▸ **Provided entries**:
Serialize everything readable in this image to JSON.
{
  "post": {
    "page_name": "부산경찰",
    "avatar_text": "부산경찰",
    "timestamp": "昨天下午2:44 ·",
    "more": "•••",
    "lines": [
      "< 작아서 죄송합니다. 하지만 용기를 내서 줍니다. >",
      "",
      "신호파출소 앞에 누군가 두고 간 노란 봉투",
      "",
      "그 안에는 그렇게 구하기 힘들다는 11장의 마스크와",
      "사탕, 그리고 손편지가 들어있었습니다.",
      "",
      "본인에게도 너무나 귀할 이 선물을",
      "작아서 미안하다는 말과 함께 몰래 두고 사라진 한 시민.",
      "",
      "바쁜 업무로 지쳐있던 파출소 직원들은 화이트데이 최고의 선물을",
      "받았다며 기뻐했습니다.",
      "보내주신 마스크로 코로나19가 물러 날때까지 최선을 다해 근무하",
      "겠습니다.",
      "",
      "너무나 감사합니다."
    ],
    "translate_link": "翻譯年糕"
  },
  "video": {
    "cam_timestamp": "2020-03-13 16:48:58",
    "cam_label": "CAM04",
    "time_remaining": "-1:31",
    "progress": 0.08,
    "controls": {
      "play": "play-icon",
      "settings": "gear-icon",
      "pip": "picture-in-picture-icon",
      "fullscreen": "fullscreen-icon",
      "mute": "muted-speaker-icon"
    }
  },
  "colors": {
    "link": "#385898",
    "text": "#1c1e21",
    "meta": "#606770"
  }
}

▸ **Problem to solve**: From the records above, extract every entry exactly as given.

▸ **Written response**:
Serialize everything readable in this image to JSON.
{
  "post": {
    "page_name": "부산경찰",
    "avatar_text": "부산경찰",
    "timestamp": "昨天下午2:44 ·",
    "more": "•••",
    "lines": [
      "< 작아서 죄송합니다. 하지만 용기를 내서 줍니다. >",
      "",
      "신호파출소 앞에 누군가 두고 간 노란 봉투",
      "",
      "그 안에는 그렇게 구하기 힘들다는 11장의 마스크와",
      "사탕, 그리고 손편지가 들어있었습니다.",
      "",
      "본인에게도 너무나 귀할 이 선물을",
      "작아서 미안하다는 말과 함께 몰래 두고 사라진 한 시민.",
      "",
      "바쁜 업무로 지쳐있던 파출소 직원들은 화이트데이 최고의 선물을",
      "받았다며 기뻐했습니다.",
      "보내주신 마스크로 코로나19가 물러 날때까지 최선을 다해 근무하",
      "겠습니다.",
      "",
      "너무나 감사합니다."
    ],
    "translate_link": "翻譯年糕"
  },
  "video": {
    "cam_timestamp": "2020-03-13 16:48:58",
    "cam_label": "CAM04",
    "time_remaining": "-1:31",
    "progress": 0.08,
    "controls": {
      "play": "play-icon",
      "settings": "gear-icon",
      "pip": "picture-in-picture-icon",
      "fullscreen": "fullscreen-icon",
      "mute": "muted-speaker-icon"
    }
  },
  "colors": {
    "link": "#385898",
    "text": "#1c1e21",
    "meta": "#606770"
  }
}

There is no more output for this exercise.